When Kaoru Ikeya discovered his 6th comet 153P Ikeya-Zhang, 35 years has been past since his last discovery (Sky & Telescope, July 2002, p.70-73). Shigehisa Fujikawa has spent 24 years to find his 5th comet that named him, C/2002 X5 Kudo-Fujikawa. Both of them continued comet hunting for decades of years without hesitation. Tsutomu Seki emphasizes importance of self-confidence and dedication; "Strong rivals exist at any era and only comet hunters who fight bravely and attack openly are crowned with victory".

Unless complete sky coverage of the NEO sky surveys is realized, amateur comet hunters can survive but they have to swim with the sharks. Comet hunting goes on.

5. References

[1] "The Searches for Near-Earth Objects," Sky & Telescope, December 2000, p. 32.
[2] "The Comet Master", Sky & Telescope, July 2002, p. 70-73.
[3] Jean Meeus, "Astronomical Algorithms," Willmann-Bell, Inc., 1991.

About the Authors

Toshimi Taki
Toshimi Taki is an aircraft engineer by profession and he is a member of Oriental Astronomical Association (OAA), which is the oldest amateur astronomical society in Japan. He is interested in astronomical computing and telescope making.
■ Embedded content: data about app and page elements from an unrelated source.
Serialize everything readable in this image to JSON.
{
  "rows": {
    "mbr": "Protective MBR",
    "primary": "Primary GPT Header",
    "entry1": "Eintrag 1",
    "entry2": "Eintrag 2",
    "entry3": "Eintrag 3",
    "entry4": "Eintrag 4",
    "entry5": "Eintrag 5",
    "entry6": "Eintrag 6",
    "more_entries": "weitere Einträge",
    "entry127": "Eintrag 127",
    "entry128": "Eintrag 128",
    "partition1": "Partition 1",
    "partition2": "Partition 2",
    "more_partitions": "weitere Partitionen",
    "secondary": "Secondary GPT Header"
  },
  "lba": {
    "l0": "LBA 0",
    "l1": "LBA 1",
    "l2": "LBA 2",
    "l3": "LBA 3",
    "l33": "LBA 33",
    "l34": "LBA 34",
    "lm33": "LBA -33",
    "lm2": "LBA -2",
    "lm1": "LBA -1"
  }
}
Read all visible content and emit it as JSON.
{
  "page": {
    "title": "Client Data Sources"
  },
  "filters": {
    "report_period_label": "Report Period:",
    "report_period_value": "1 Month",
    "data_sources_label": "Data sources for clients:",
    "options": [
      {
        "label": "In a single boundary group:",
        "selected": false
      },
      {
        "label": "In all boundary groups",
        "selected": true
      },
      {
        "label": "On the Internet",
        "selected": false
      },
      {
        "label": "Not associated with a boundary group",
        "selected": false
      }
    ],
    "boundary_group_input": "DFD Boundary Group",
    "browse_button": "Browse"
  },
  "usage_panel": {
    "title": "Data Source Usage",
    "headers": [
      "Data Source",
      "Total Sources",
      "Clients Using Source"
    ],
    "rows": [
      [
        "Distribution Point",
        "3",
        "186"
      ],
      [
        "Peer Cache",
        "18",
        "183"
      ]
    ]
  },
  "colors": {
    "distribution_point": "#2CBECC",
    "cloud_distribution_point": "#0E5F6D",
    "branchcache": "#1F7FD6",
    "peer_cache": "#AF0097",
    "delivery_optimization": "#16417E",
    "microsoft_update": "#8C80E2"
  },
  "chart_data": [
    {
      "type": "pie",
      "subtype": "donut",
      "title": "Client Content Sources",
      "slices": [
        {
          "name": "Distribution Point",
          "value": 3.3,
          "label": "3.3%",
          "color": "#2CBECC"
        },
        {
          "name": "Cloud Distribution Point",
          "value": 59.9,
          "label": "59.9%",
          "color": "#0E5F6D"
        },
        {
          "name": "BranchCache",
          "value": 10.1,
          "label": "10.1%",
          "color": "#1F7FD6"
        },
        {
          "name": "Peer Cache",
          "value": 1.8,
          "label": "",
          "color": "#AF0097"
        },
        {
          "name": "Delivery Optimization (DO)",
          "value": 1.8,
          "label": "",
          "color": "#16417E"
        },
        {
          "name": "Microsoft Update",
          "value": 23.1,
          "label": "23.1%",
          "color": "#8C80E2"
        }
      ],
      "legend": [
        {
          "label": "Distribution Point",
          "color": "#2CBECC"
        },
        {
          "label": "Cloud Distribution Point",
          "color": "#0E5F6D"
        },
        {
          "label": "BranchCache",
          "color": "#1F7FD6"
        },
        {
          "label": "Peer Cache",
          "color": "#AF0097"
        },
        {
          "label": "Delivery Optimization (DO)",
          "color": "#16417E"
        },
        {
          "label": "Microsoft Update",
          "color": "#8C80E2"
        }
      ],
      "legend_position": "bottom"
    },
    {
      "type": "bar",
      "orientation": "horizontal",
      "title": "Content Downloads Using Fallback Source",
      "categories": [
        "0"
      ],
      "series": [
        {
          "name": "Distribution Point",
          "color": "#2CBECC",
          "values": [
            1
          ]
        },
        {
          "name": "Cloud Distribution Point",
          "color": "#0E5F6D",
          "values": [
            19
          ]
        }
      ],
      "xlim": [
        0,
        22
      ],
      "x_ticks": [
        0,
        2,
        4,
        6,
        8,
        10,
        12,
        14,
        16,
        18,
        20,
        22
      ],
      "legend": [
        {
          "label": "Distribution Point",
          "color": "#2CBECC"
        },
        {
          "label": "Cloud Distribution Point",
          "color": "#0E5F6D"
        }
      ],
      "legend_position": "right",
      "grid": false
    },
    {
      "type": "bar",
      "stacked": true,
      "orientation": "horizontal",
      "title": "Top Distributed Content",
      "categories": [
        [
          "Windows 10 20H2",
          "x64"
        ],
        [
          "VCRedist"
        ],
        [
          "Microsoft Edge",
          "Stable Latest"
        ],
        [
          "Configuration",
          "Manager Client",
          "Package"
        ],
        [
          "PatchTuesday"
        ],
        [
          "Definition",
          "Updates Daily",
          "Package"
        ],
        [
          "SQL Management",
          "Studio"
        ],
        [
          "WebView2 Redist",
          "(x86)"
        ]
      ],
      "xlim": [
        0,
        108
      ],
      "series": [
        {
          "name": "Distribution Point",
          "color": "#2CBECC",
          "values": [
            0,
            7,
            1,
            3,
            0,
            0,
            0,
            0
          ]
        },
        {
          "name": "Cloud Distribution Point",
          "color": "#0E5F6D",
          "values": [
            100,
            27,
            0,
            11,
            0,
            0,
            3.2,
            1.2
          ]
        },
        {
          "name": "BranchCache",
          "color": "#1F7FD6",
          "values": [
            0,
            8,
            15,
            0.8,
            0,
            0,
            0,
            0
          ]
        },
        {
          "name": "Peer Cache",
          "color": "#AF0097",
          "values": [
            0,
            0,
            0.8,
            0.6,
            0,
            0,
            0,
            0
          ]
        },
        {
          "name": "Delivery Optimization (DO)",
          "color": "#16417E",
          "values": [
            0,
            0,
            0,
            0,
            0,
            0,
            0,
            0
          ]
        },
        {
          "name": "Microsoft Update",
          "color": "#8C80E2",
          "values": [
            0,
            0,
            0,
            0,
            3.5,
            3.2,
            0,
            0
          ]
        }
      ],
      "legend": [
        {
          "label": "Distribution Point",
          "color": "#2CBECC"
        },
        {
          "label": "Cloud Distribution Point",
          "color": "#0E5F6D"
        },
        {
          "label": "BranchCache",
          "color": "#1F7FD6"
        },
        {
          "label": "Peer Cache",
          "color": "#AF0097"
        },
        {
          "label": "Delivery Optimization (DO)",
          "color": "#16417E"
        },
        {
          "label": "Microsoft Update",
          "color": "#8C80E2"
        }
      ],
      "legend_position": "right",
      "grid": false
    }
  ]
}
His articles on mirror cell analysis and a program for digital setting circle appeared in Sky & Telescope. His e-mail address is

Shigeki Murakami
Shigeki Murakami is a forest hydrologist and a snow scientist of the Japanese National Institute, Forestry and Forest Products Research Institute. He is a discoverer of C/2002 E2 Snyder-Murakami and also a member of OAA. You can contact him at

Return to Home